I reviewed it longform on SC (and I imagine Phil/Eric will follow suit soon):
I have no idea why this came out now. I'm just glad it did. This is one of the earliest Andre matches we've seen and it's potentially his first title win. Van Buyten is a guy we just have bits and pieces of at disparate points of his career. We have him in Germany against Lasartesse and Dave Taylor and Terry Rudge in the mid-late 80s. We have him in one of my favorite comedy performances of all time in a 6 man against Andre in 1973 IWE. This is a straight up title match with him absolutely shining.
After about eight minutes of ceremony, this gets going. It's actually structured unlike many Andre matches I've seen, but in a way that I really love. Van Buyten, the more experienced technician (champion even), who has dozens of tools in his arsenal, has to figure out how to deal with the problem of Andre. The problem of Andre in 1968 is different than in 1978 or 1988 when he was thicker, slower, easier to keep grounded once you got him down. Here he was all arms and legs, with incredible strength and incredible reach. Just twisting an ankle or stepping over for some sort of legvine was near impossible, and if Van Buyten somehow managed it, Andre would be within reach of the ropes almost no matter where he was in the ring.
This played out in practice. There's a 30+ second segment at the start of Van Buyten trying desperately to get a leglock of some sort on. He does everything from attacking at the leg to trying to ride it down with all of his body weight, to no avail as Andre shrugs him off in the end. The sheer struggle of it was tremendous though. Ultimately, Van Buyten's able to use his speed and skill and sheer aggression and confidence to hold his own during this first third. He'll leap right into Andre just to get a front facelock on, will dive head first into Andre's torso just to buy some distance to lock in another cravat. He knows his only chance at long term survival is to keep these holds on; if Andre gets his hands on him, it's over. So he hangs on even as Andre tries to shrug him off, leading, at one point, to Andre taking a fly mare (an appropriate naming, as opposed to a snap mare, believe it or not), but Andre's just too big and too lanky and any movement around the ring takes him towards the ropes.

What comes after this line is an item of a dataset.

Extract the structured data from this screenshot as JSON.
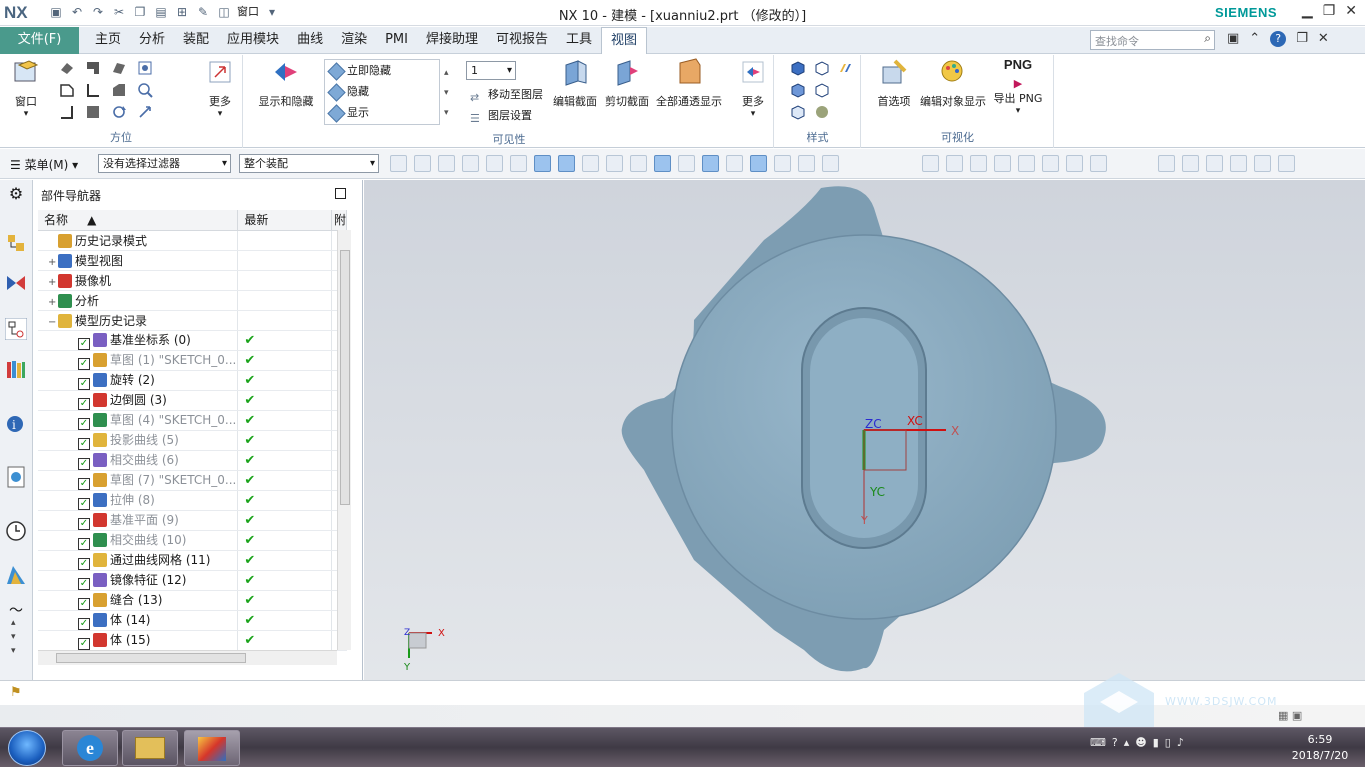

The culmination of this is a pair of 'ranas, outright, real, true ones. One unfortunate development in wrestling over the last fifty or so years is that we've come to take so many spots for granted. Things are done for the sake of doing them and without the purpose or struggle that something newly developed might have. Here, to hit that first rana, Van Buyten has to twist his body back and forth. Absolutely nothing in this match is taken for granted. Everything Van Buyten does is fought for. Part of that was the fact that he was trying to do it to Andre, yes, but so much of it was just about the fact that this was a match from Frace in 1968. Times were different and the struggle was visceral.
The middle of the match is Andre getting his hands on Van Buyten. Yes, it's a bear hug. Yes, it's an Andre bear hug, but it's like none you've ever seen. There is struggle here to go along with the selling, and Van Buyten has to sell this. Andre's winning the match and it's up to Van Buyten to keep himself over by both showing how hard he's fighting and also showing Andre to be the threat that he is. In the end, though, he tries to hip top his way out of the bearhug, which is a crazy thought, and Andre hangs on, causing both men to tumble to the mat.
The finishing stretch is all about Van Buyten's skill and desperation against Andre's inevitable strength. Towards the end, as Van Buyten tries to charge at him once more, Andre lifts him up for a first press-slam into a gut buster. Then, remarkably, Van Buyten tries it again. When you're watching a match from an alien time and an alien place, in an alien style, with one wrestler you're only passingly familiar with, there's always a danger of reading too much or too little into the text. Here, though, I feel fairly sure of myself. Van Buyten all but jumped into the second press slam-gutbuster, without the struggle of the first or most of the rest of the match. This surprised me in the moment, until it became relatively clear that it was part of a broader gambit. At the moment of contact (knee to stomach), he arched his body, grabbing hold to Andre and rolling him over. It was a moment of true sacrifice, a desperate gambit late in the match to get the advantage back, to lock on one pin attempt or hold that might win the day, to fight the tide of Andre's gargantuan presence. It failed. Andre was too big, too lanky, and no matter where he was, just too close to the ropes. After a clean break, Van Buyten, selling the side, came up firing, a last ditch attempt at survival, firing off nasty forearm blows. Andre shrugged them off and lifted him for a third press slam-gutbuster. One slam later and it was over.
This was great and we're lucky to have it. It's maddening to think what else might be locked up in a warehouse in France, but exciting as well. It's a testament to both men that they could have a match like this so early into Andre's run and it's also a testament to them that their interaction five years later in Japan was so wildly different and so differently entertaining. Hopefully more of these might slip out in the months to come.